__Activity__. From the records below, copy out each line that has the word "Cancel".
Data for this task section start
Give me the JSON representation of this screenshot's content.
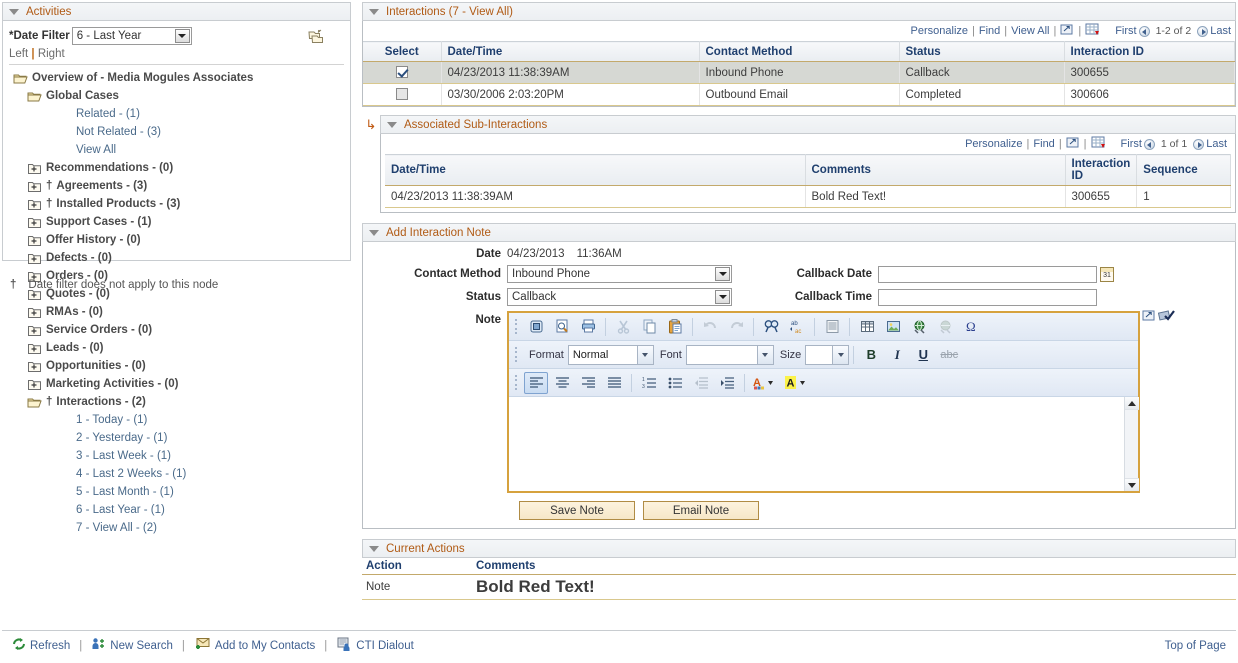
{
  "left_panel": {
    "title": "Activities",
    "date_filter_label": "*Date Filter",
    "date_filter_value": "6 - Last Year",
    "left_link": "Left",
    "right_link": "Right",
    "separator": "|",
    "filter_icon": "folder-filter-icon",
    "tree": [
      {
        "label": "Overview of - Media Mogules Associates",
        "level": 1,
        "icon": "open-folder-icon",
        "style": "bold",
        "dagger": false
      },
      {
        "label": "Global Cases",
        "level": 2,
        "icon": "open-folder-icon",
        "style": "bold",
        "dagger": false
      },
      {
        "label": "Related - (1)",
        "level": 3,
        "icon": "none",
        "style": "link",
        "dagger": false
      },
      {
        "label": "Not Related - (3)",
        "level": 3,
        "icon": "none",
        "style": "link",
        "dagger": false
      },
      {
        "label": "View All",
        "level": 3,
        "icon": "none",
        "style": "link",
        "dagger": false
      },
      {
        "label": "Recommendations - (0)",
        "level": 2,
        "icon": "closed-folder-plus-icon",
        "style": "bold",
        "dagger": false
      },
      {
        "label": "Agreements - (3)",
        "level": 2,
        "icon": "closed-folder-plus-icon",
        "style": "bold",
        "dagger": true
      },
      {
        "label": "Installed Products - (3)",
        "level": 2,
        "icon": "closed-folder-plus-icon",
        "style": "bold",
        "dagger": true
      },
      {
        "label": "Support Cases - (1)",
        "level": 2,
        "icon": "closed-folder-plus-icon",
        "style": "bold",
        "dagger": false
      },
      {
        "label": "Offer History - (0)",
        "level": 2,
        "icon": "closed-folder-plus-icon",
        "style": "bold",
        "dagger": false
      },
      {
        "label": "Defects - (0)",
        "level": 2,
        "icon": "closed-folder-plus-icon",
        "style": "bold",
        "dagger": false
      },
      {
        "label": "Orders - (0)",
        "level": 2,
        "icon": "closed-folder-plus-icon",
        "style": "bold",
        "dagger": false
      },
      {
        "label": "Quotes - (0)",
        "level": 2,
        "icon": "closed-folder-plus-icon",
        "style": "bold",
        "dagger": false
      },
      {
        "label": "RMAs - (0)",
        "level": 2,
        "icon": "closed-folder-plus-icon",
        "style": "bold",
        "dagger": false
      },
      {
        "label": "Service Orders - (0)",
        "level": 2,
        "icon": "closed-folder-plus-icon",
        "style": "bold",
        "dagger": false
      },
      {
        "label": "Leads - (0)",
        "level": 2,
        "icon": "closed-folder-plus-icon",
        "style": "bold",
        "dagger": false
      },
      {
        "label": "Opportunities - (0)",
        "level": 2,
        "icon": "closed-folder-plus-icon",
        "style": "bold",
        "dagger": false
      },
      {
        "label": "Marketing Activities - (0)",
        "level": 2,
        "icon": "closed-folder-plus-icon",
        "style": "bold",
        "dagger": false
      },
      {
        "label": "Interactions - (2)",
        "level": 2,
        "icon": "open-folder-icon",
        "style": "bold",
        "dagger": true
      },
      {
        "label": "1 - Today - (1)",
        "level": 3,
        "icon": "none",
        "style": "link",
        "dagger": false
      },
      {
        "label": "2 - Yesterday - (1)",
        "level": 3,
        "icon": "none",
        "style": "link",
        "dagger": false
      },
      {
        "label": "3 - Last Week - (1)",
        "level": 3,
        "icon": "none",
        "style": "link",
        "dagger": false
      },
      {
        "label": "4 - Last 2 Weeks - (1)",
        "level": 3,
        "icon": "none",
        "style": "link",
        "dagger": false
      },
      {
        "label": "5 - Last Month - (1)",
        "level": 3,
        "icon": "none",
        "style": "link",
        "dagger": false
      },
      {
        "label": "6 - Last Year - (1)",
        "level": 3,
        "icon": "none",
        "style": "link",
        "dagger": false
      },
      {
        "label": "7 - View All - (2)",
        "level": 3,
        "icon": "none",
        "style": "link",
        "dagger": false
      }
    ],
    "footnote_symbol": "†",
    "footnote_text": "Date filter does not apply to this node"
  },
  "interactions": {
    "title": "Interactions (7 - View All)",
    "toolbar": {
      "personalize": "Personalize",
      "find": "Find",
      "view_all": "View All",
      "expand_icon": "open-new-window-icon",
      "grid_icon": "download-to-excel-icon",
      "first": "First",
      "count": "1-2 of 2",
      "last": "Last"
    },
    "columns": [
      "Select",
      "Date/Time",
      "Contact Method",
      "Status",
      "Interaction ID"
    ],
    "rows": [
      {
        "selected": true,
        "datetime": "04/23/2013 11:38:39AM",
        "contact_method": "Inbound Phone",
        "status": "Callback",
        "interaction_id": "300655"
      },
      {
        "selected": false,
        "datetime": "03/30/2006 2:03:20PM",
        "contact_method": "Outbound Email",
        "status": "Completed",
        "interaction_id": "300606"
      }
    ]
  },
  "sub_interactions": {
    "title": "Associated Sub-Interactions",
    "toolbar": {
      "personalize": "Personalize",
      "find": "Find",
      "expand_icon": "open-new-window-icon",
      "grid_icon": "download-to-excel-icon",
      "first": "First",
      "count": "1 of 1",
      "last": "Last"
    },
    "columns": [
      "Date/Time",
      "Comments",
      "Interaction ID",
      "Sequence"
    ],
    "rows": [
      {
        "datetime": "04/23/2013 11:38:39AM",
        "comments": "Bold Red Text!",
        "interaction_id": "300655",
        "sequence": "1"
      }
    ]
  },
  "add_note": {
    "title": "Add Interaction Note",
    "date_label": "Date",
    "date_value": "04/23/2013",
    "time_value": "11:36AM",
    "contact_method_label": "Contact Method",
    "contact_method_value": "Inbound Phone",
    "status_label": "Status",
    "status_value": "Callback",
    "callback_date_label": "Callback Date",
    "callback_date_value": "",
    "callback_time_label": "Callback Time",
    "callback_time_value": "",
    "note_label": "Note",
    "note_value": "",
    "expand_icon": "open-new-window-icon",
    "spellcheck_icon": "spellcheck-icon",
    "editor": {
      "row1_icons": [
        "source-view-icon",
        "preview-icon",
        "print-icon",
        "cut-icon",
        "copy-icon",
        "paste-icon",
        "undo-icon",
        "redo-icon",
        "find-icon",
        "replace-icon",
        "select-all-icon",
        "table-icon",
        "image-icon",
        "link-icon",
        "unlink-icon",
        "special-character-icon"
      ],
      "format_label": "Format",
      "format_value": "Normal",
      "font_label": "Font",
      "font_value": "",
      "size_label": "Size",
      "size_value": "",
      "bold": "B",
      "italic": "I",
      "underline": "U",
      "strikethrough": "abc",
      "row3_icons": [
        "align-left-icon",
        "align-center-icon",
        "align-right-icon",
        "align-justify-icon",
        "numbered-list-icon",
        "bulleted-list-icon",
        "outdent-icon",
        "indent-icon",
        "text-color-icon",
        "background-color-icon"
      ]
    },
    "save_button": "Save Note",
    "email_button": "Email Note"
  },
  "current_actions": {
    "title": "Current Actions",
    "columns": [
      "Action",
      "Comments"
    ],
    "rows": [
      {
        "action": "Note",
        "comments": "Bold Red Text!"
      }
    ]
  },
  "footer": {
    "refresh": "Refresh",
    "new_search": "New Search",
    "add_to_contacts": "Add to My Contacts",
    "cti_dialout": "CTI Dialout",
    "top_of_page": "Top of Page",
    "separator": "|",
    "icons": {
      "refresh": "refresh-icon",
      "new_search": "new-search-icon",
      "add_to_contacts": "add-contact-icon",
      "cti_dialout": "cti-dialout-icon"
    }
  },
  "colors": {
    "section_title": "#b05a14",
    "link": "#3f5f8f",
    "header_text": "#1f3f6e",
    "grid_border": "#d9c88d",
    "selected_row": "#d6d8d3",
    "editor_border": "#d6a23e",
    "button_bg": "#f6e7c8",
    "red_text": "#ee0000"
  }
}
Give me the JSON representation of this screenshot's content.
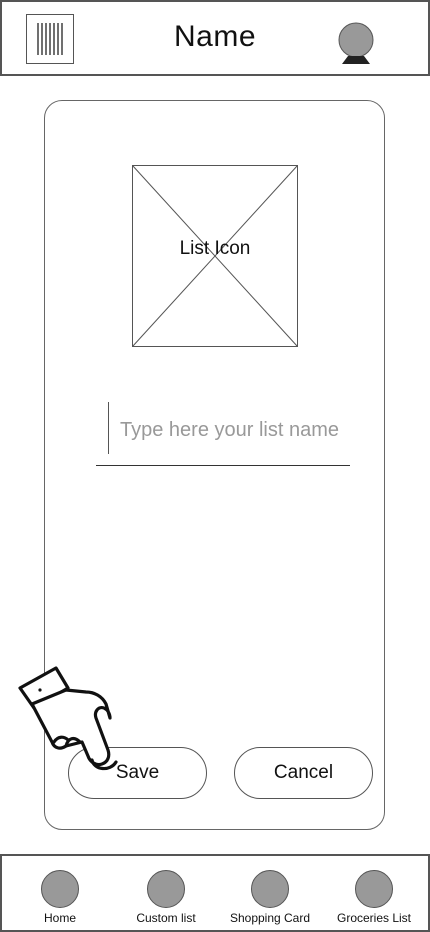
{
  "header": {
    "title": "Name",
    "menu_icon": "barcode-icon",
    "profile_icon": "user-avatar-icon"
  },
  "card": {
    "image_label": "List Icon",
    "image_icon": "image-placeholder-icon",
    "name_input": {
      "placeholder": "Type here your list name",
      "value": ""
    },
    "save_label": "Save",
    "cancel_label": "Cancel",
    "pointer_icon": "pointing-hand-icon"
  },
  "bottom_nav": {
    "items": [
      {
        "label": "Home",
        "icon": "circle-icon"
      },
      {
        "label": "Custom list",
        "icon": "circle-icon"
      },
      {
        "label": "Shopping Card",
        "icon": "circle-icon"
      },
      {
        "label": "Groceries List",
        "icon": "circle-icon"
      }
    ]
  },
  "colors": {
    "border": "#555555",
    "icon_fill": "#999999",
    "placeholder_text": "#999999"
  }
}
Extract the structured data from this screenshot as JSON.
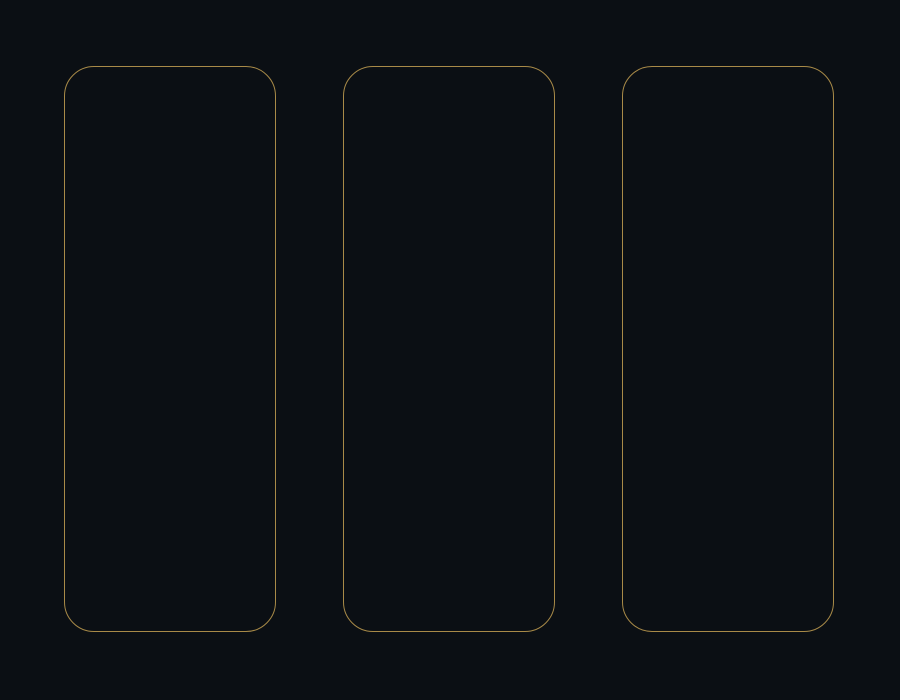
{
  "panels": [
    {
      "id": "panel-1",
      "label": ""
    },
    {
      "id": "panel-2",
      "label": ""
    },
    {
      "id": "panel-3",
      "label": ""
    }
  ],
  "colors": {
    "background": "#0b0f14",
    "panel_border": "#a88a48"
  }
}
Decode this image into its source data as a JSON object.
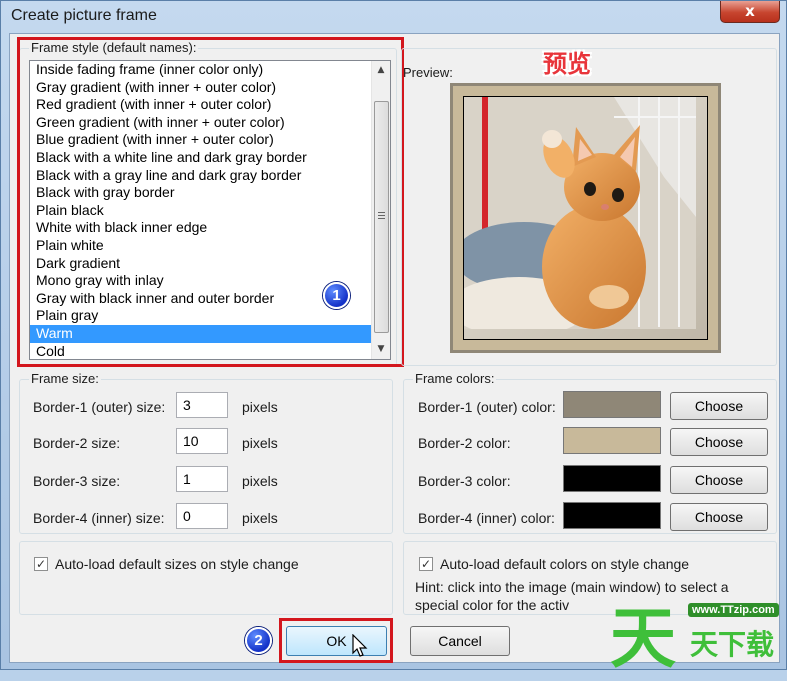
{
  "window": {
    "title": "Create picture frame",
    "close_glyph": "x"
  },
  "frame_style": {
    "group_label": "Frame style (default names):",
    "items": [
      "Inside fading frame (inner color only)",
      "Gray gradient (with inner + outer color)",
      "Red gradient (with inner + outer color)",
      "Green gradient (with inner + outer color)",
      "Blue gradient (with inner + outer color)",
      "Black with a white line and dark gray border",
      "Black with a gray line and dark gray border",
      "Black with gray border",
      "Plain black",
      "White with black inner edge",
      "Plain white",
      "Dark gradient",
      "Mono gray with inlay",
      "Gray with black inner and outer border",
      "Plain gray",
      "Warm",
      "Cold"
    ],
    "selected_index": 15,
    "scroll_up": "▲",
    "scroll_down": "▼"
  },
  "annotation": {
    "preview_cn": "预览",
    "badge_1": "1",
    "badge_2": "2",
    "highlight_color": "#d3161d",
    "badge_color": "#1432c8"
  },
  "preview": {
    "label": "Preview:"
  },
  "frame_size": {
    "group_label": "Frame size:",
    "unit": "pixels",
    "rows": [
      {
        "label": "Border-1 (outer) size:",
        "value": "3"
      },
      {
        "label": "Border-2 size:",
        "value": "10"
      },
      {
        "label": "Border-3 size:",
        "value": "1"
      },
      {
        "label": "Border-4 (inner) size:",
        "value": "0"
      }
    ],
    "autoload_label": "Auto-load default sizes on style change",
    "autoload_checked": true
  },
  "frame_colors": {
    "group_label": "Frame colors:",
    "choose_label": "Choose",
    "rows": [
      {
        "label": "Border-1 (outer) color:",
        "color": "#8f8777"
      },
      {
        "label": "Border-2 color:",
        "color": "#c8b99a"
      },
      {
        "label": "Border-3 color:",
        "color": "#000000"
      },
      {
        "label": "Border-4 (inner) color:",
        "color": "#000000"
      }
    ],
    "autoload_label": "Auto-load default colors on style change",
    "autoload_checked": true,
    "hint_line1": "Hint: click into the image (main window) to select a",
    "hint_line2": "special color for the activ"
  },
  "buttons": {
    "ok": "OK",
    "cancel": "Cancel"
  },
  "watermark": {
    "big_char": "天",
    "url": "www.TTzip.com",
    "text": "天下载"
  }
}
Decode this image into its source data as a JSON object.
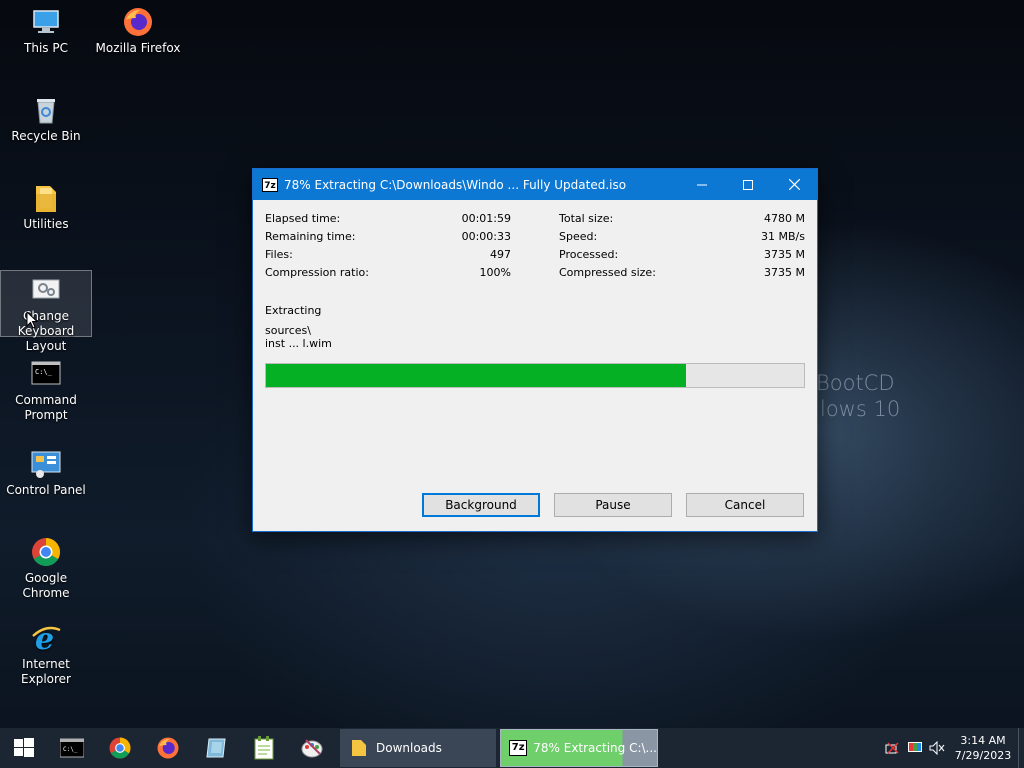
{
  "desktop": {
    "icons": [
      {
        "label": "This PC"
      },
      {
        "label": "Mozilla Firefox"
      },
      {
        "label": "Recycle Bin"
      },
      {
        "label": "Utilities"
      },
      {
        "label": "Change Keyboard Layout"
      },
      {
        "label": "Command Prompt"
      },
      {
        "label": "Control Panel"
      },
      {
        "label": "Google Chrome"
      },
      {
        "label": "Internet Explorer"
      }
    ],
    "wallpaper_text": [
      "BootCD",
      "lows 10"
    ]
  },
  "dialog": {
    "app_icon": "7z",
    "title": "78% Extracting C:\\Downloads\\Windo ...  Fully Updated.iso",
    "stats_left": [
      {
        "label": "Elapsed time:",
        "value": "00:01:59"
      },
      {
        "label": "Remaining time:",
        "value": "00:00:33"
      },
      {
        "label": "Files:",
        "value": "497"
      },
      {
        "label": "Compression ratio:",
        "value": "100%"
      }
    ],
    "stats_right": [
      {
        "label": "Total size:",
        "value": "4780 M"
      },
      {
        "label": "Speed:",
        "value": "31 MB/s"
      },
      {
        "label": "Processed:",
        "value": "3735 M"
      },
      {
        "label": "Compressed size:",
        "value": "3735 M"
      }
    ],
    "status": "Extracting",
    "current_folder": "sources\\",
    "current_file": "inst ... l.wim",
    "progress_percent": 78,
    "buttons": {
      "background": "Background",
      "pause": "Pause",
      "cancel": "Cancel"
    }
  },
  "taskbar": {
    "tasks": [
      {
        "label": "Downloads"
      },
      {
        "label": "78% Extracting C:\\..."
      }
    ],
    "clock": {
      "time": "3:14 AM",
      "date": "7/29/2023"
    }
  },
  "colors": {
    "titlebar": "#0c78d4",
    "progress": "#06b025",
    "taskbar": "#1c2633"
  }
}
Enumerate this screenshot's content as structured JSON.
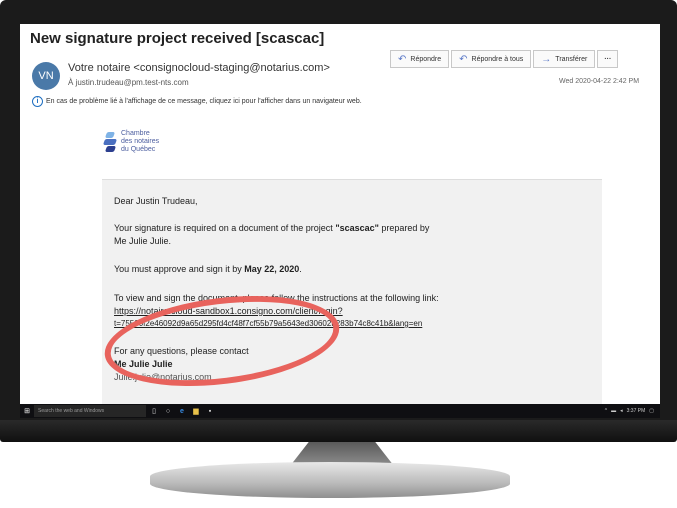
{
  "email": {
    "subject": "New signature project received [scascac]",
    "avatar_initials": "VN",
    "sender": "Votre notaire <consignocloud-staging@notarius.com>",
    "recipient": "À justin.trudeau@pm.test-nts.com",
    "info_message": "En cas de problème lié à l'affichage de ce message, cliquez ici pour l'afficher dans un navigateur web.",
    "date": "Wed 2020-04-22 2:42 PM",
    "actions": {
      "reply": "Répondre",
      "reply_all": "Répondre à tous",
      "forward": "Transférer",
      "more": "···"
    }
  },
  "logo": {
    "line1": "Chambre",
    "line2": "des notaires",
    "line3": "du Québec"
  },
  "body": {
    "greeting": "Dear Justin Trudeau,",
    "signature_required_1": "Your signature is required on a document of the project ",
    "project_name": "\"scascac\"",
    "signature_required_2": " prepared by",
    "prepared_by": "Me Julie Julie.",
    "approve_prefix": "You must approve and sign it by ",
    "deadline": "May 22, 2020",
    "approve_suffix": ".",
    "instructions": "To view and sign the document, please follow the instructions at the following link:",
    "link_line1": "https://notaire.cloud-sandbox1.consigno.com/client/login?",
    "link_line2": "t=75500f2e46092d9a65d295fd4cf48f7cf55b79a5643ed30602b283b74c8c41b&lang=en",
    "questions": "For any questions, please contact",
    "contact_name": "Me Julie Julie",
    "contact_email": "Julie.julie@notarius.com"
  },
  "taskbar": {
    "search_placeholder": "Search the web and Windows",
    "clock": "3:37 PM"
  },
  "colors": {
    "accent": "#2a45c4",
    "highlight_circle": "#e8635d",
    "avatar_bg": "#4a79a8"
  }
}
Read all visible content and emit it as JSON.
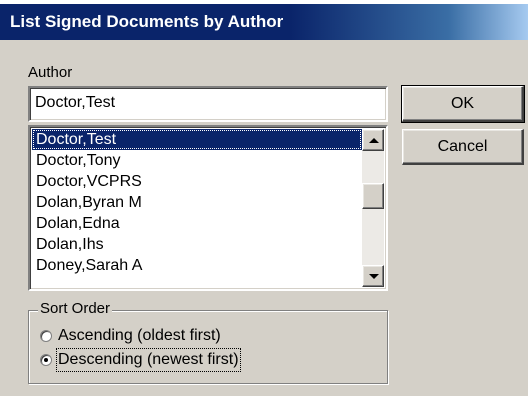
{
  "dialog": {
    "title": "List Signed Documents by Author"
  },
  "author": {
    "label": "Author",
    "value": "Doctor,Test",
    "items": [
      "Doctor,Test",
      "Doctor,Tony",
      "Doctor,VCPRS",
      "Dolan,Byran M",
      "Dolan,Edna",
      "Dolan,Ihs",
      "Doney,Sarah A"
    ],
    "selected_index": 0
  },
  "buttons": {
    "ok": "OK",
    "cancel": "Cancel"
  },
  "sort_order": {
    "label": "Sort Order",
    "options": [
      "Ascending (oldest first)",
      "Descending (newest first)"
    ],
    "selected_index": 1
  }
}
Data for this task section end
__Solution__.
    "cancel_label": "Cancel",
    "cancel": "Cancel"
      "cancel": "Cancel"
    "cancel": "Cancel"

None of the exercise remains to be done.